You can check the amount of available entropy with the cat /proc/sys/kernel/random/entropy_avail. It should never be below 100-200.

Clients Running with Unaccepted Salt Keys

Clients which have not been onboarded, that is clients running with unaccepted Salt keys, consume more resources than clients that have been onboarded. Generally, this consumes about an extra 2.5 Kb/s of inbound network bandwidth per client. For example, 1000 idle clients will consume about 2.5 Mb/s extra. This consumption will reduce almost to zero when onboarding has been completed for all clients. Limit the number of non-onboarded clients for optimal performance.

Disabling the Salt Mine
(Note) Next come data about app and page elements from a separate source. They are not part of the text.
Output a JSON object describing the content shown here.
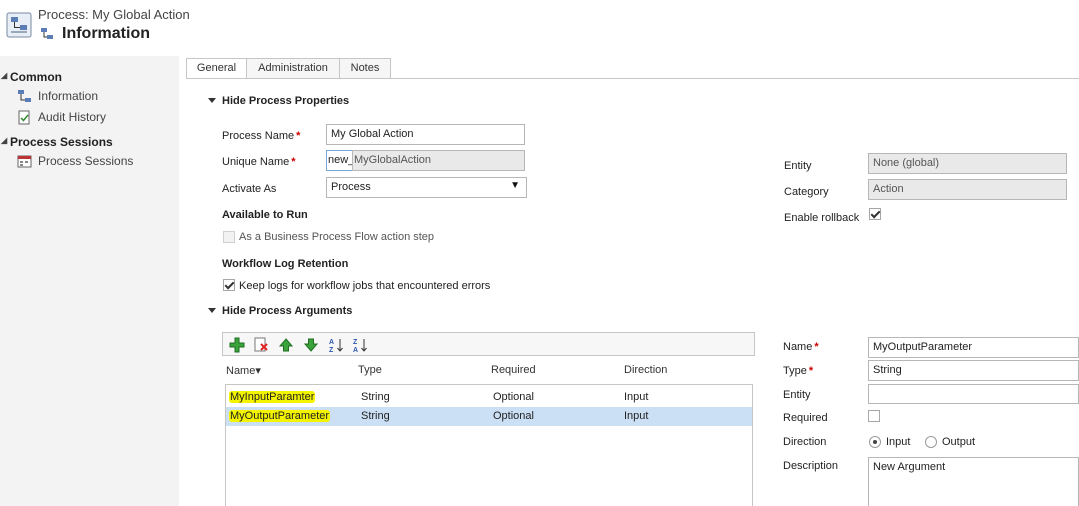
{
  "header": {
    "breadcrumb": "Process: My Global Action",
    "title": "Information"
  },
  "sidebar": {
    "sections": [
      {
        "label": "Common",
        "items": [
          "Information",
          "Audit History"
        ]
      },
      {
        "label": "Process Sessions",
        "items": [
          "Process Sessions"
        ]
      }
    ]
  },
  "tabs": [
    "General",
    "Administration",
    "Notes"
  ],
  "properties": {
    "section_title": "Hide Process Properties",
    "process_name_label": "Process Name",
    "process_name_value": "My Global Action",
    "unique_name_label": "Unique Name",
    "unique_name_prefix": "new_",
    "unique_name_value": "MyGlobalAction",
    "activate_as_label": "Activate As",
    "activate_as_value": "Process",
    "available_to_run_label": "Available to Run",
    "bpf_step_label": "As a Business Process Flow action step",
    "log_retention_label": "Workflow Log Retention",
    "keep_logs_label": "Keep logs for workflow jobs that encountered errors",
    "entity_label": "Entity",
    "entity_value": "None (global)",
    "category_label": "Category",
    "category_value": "Action",
    "rollback_label": "Enable rollback"
  },
  "arguments": {
    "section_title": "Hide Process Arguments",
    "columns": [
      "Name",
      "Type",
      "Required",
      "Direction"
    ],
    "rows": [
      {
        "name": "MyInputParamter",
        "type": "String",
        "required": "Optional",
        "direction": "Input"
      },
      {
        "name": "MyOutputParameter",
        "type": "String",
        "required": "Optional",
        "direction": "Input"
      }
    ]
  },
  "detail": {
    "name_label": "Name",
    "name_value": "MyOutputParameter",
    "type_label": "Type",
    "type_value": "String",
    "entity_label": "Entity",
    "entity_value": "",
    "required_label": "Required",
    "direction_label": "Direction",
    "direction_input": "Input",
    "direction_output": "Output",
    "description_label": "Description",
    "description_value": "New Argument"
  },
  "required_mark": "*",
  "sort_glyph": "▾",
  "select_arrow": "▼"
}
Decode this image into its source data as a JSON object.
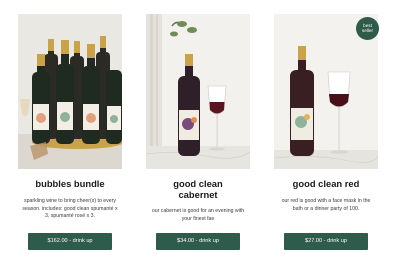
{
  "products": [
    {
      "title": "bubbles bundle",
      "description_lines": [
        "sparkling wine to bring cheer(s) to every",
        "season. includes: good clean spumanté x",
        "3, spumanté rosé x 3."
      ],
      "button": "$162.00 - drink up"
    },
    {
      "title_lines": [
        "good clean",
        "cabernet"
      ],
      "description_lines": [
        "our cabernet is good for an evening with",
        "your finest fae"
      ],
      "button": "$34.00 - drink up"
    },
    {
      "title": "good clean red",
      "description_lines": [
        "our red is good with a face mask in the",
        "bath or a dinner party of 100."
      ],
      "button": "$27.00 - drink up",
      "badge_lines": [
        "best",
        "seller"
      ]
    }
  ],
  "colors": {
    "button_bg": "#2f5b4a",
    "badge_bg": "#2f5b4a",
    "text": "#1b1b1b"
  }
}
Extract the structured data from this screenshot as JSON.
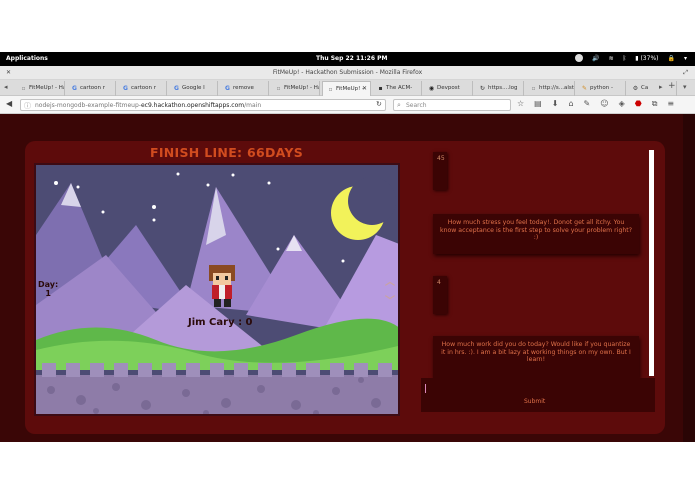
{
  "gnome_bar": {
    "applications": "Applications",
    "clock": "Thu Sep 22   11:26 PM",
    "battery": "(37%)"
  },
  "window": {
    "title": "FitMeUp! - Hackathon Submission - Mozilla Firefox"
  },
  "tabs": [
    {
      "label": "FitMeUp! - Ha",
      "icon": "page-icon"
    },
    {
      "label": "cartoon r",
      "icon": "google-icon"
    },
    {
      "label": "cartoon r",
      "icon": "google-icon"
    },
    {
      "label": "Google I",
      "icon": "google-icon"
    },
    {
      "label": "remove",
      "icon": "google-icon"
    },
    {
      "label": "FitMeUp! - Ha",
      "icon": "page-icon"
    },
    {
      "label": "FitMeUp! -",
      "icon": "page-icon",
      "active": true
    },
    {
      "label": "The ACM-",
      "icon": "acm-icon"
    },
    {
      "label": "Devpost",
      "icon": "devpost-icon"
    },
    {
      "label": "https....log",
      "icon": "loading-icon"
    },
    {
      "label": "http://s...alstats",
      "icon": "page-icon"
    },
    {
      "label": "python -",
      "icon": "pencil-icon"
    },
    {
      "label": "Ca",
      "icon": "gear-icon"
    }
  ],
  "nav": {
    "url_prefix": "nodejs-mongodb-example-fitmeup-",
    "url_host": "ec9.hackathon.openshiftapps.com",
    "url_path": "/main",
    "search_placeholder": "Search"
  },
  "page": {
    "finish_line": "FINISH LINE: 66DAYS",
    "day_label": "Day:",
    "day_value": "1",
    "player_name": "Jim Cary : 0",
    "stress_value": "45",
    "stress_question": "How much stress you feel today!. Donot get all itchy. You know acceptance is the first step to solve your problem right? :)",
    "work_value": "4",
    "work_question": "How much work did you do today? Would like if you quantize it in hrs. :). I am a bit lazy at working things on my own. But I learn!",
    "submit_label": "Submit"
  },
  "colors": {
    "page_bg": "#3a0606",
    "panel_bg": "#5d0b0b",
    "accent_orange": "#d14c1f",
    "moon": "#f2f25a"
  }
}
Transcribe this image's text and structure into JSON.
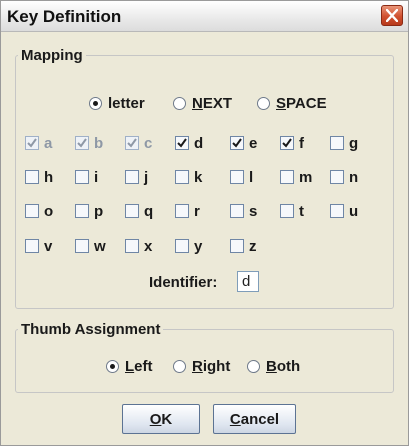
{
  "window": {
    "title": "Key Definition"
  },
  "mapping": {
    "legend": "Mapping",
    "modes": [
      {
        "label": "letter",
        "selected": true
      },
      {
        "label_mn": "N",
        "label_rest": "EXT",
        "selected": false
      },
      {
        "label_mn": "S",
        "label_rest": "PACE",
        "selected": false
      }
    ],
    "letters": [
      {
        "label": "a",
        "checked": true,
        "enabled": false
      },
      {
        "label": "b",
        "checked": true,
        "enabled": false
      },
      {
        "label": "c",
        "checked": true,
        "enabled": false
      },
      {
        "label": "d",
        "checked": true,
        "enabled": true
      },
      {
        "label": "e",
        "checked": true,
        "enabled": true
      },
      {
        "label": "f",
        "checked": true,
        "enabled": true
      },
      {
        "label": "g",
        "checked": false,
        "enabled": true
      },
      {
        "label": "h",
        "checked": false,
        "enabled": true
      },
      {
        "label": "i",
        "checked": false,
        "enabled": true
      },
      {
        "label": "j",
        "checked": false,
        "enabled": true
      },
      {
        "label": "k",
        "checked": false,
        "enabled": true
      },
      {
        "label": "l",
        "checked": false,
        "enabled": true
      },
      {
        "label": "m",
        "checked": false,
        "enabled": true
      },
      {
        "label": "n",
        "checked": false,
        "enabled": true
      },
      {
        "label": "o",
        "checked": false,
        "enabled": true
      },
      {
        "label": "p",
        "checked": false,
        "enabled": true
      },
      {
        "label": "q",
        "checked": false,
        "enabled": true
      },
      {
        "label": "r",
        "checked": false,
        "enabled": true
      },
      {
        "label": "s",
        "checked": false,
        "enabled": true
      },
      {
        "label": "t",
        "checked": false,
        "enabled": true
      },
      {
        "label": "u",
        "checked": false,
        "enabled": true
      },
      {
        "label": "v",
        "checked": false,
        "enabled": true
      },
      {
        "label": "w",
        "checked": false,
        "enabled": true
      },
      {
        "label": "x",
        "checked": false,
        "enabled": true
      },
      {
        "label": "y",
        "checked": false,
        "enabled": true
      },
      {
        "label": "z",
        "checked": false,
        "enabled": true
      }
    ],
    "identifier_label": "Identifier:",
    "identifier_value": "d"
  },
  "thumb": {
    "legend": "Thumb Assignment",
    "options": [
      {
        "label_mn": "L",
        "label_rest": "eft",
        "selected": true
      },
      {
        "label_mn": "R",
        "label_rest": "ight",
        "selected": false
      },
      {
        "label_mn": "B",
        "label_rest": "oth",
        "selected": false
      }
    ]
  },
  "buttons": {
    "ok_mn": "O",
    "ok_rest": "K",
    "cancel_mn": "C",
    "cancel_rest": "ancel"
  },
  "colors": {
    "close_button": "#d0502f",
    "check_mark": "#1a1a1a",
    "disabled_text": "#8e98a6"
  },
  "icons": {
    "close": "close-x-icon",
    "check": "checkmark-icon"
  }
}
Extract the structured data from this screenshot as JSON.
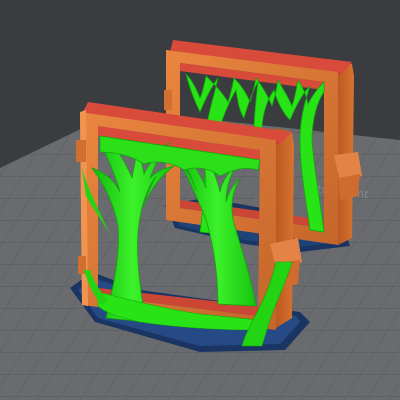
{
  "viewport": {
    "plate_label": "ntum print",
    "colors": {
      "background": "#3a3b3f",
      "build_plate": "#6b6c70",
      "grid_line": "#58595d",
      "part_orange": "#e07a34",
      "part_top_red": "#d9483a",
      "tree_support_green": "#22e014",
      "support_interface_blue": "#1a3a66"
    }
  }
}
In older versions, Uyuni used a tool called Salt mine to check client availability. The Salt mine would cause clients to contact the server every hour, which created significant load. With the introduction of a more efficient mechanism in Uyuni 3.2, the Salt mine is no longer required. Instead, the Uyuni Server uses Taskomatic to ping only the clients that appear to have been offline for twelve hours or more, with all clients being contacted at least once in every twenty four hour period by default. You can adjust this by changing the web.system_checkin_threshold parameter in rhn.conf. The value is expressed in days, and the default value is 1.

Newly registered Salt clients will have the Salt mine disabled by default. If the Salt mine is running on your system, you can reduce load by disabling it. This is especially effective if you have a large number of clients.

Disable the Salt mine by running this command on the server:

salt '*' state.sls util.mgr_mine_config_clean_up

This will restart the clients and generate some Salt events to be processed by the server. If you have a large number of clients, handling these events could create excessive load. To avoid this, you can execute the command in batch mode with this command:

salt --batch-size 50 '*' state.sls util.mgr_mine_config_clean_up

You will need to wait for this command to finish executing. Do not end the process with Ctrl+C.

Disable Unnecessary Taskomatic jobs

To minimize wasted resources, you can disable non-essential or unused Taskomatic jobs.

You can see the list of Taskomatic jobs in the Uyuni Web UI, at Admin  Task Schedules.

To disable a job, click the name of the job you want to disable, select Disable Schedule, and click Update Schedule.

To delete a job, click the name of the job you want to delete, and click Delete Schedule.

We recommend disabling these jobs:

  • Daily comparison of configuration files: compare-configs-default

  • Hourly synchronization of Cobbler files: cobbler-sync-default

  • Daily gatherer and subscription matcher: gatherer-matcher-default

Do not attempt to disable any other jobs, as it could prevent Uyuni from functioning correctly.

Swap and Monitoring

It is especially important in large scale deployments that you keep your Uyuni Server constantly monitored and backed up.

Swap space use can have significant impacts on performance. If significant non-transient swap usage is detected, you can increase the available hardware RAM.

You can also consider tuning the Server to consume less memory. For more information on tuning, see salt:large-scale_tuning.adoc.